Fellow speed demon with the marker & Pixar impresario, Jay Shuster has been growing out his facial fuzz over the last few months. Beyond scaring small children & people with heart ailments, he's also become the inspiration of a handful of drawings I've done since coming back from California.
For Jay's comments on this libel, you can check out his vision and feeble comments on his blog.
Tuesday, August 5, 2008
By the good graces of CCS' Career Services and Marketing & PR departments, last semester Don Kilpatrick, Stephen Schudlich and I were given the task to come up with a book touting some of our department's finer works. This book so eloquently named Medium Well by Stephen is that compilation. It includes some of our stellar junior & senior work within the department. It made its debut at the San Diego Comic Con and was shown to several of our more prominent LA alumni as well.
Ryan Gitter, Stormtrooper Elvis & comic book cover artist extraordinaire, Adam Hughes
Famed painter, illustrator and all around great guy Greg Spalenka with Kassandra Heller & Chris Houghton
Rachael Olek, Sherrie Savage & Christina Harper on Preview Night
Dave Boyle & Lori Watson at the CCS booth
Ryan Gitter, Lauren Moyer, Chris Antoin, Dave Swartz & Lance Red
Scott Daly, Wes Eggebrecht & Matt Byle
Angie Lai, Mike Roll & Scott Bogoniewski
Wes Eggebrecht, Scott Daly, Matt Byle, Mike Roll & Jay Shuster
It's hard to believe it's been over a week since I got back from the San Diego Comic Convention. This year has been exceptionally good for the simple reason that we had over 50+ students, recent alums, and older alums attending on their own dime. Many of my current students and the recent alums attending for the very first time got a chance to sit in on panel discussions, attend seminars, meet their heroes, have their portfolios reviewed, and buy cool swag. On Saturday we had an alumni get together at the Rock Bottom Brewery which was attended by plenty more CCS folks & guests.
In so many ways it was sensory overload, a marathon of the senses, and a great time to be had by all. And as grueling as this event is to do every year, I'm buoyed by my students' raw enthusiasm and excitement at this event. I think it's a great way to introducing them to the business, their possibilities, their peers, and a chance to see where they fit into it all.

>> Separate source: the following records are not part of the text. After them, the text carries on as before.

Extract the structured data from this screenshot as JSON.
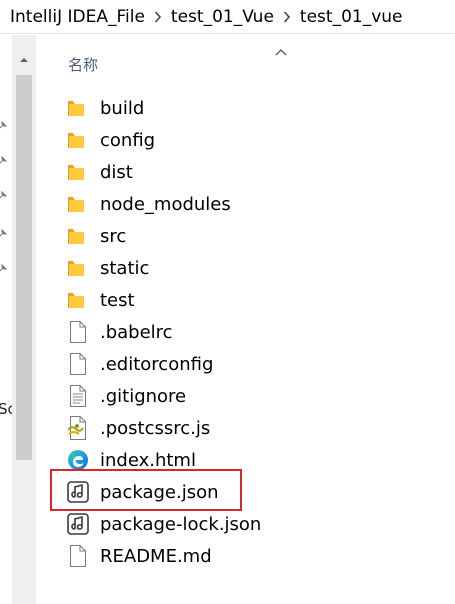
{
  "breadcrumb": {
    "items": [
      "IntelliJ IDEA_File",
      "test_01_Vue",
      "test_01_vue"
    ]
  },
  "nav_pane": {
    "clipped_text": "Sc"
  },
  "list_header": {
    "name_label": "名称"
  },
  "files": [
    {
      "name": "build",
      "icon": "folder-icon"
    },
    {
      "name": "config",
      "icon": "folder-icon"
    },
    {
      "name": "dist",
      "icon": "folder-icon"
    },
    {
      "name": "node_modules",
      "icon": "folder-icon"
    },
    {
      "name": "src",
      "icon": "folder-icon"
    },
    {
      "name": "static",
      "icon": "folder-icon"
    },
    {
      "name": "test",
      "icon": "folder-icon"
    },
    {
      "name": ".babelrc",
      "icon": "file-icon"
    },
    {
      "name": ".editorconfig",
      "icon": "file-icon"
    },
    {
      "name": ".gitignore",
      "icon": "text-file-icon"
    },
    {
      "name": ".postcssrc.js",
      "icon": "js-file-icon"
    },
    {
      "name": "index.html",
      "icon": "edge-html-icon"
    },
    {
      "name": "package.json",
      "icon": "json-file-icon",
      "highlighted": true
    },
    {
      "name": "package-lock.json",
      "icon": "json-file-icon"
    },
    {
      "name": "README.md",
      "icon": "file-icon"
    }
  ],
  "colors": {
    "folder": "#ffc83d",
    "folder_dark": "#e0a526",
    "highlight_border": "#d9262c",
    "header_text": "#4c607a"
  }
}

Like Steven Guarnaccia, the chairperson of Parsons Illustration program so eloquently said of the Comic Con- "it's the future of Illustration". After seeing my students do so well promoting not only themselves, but the school- I'm so inclined to agree.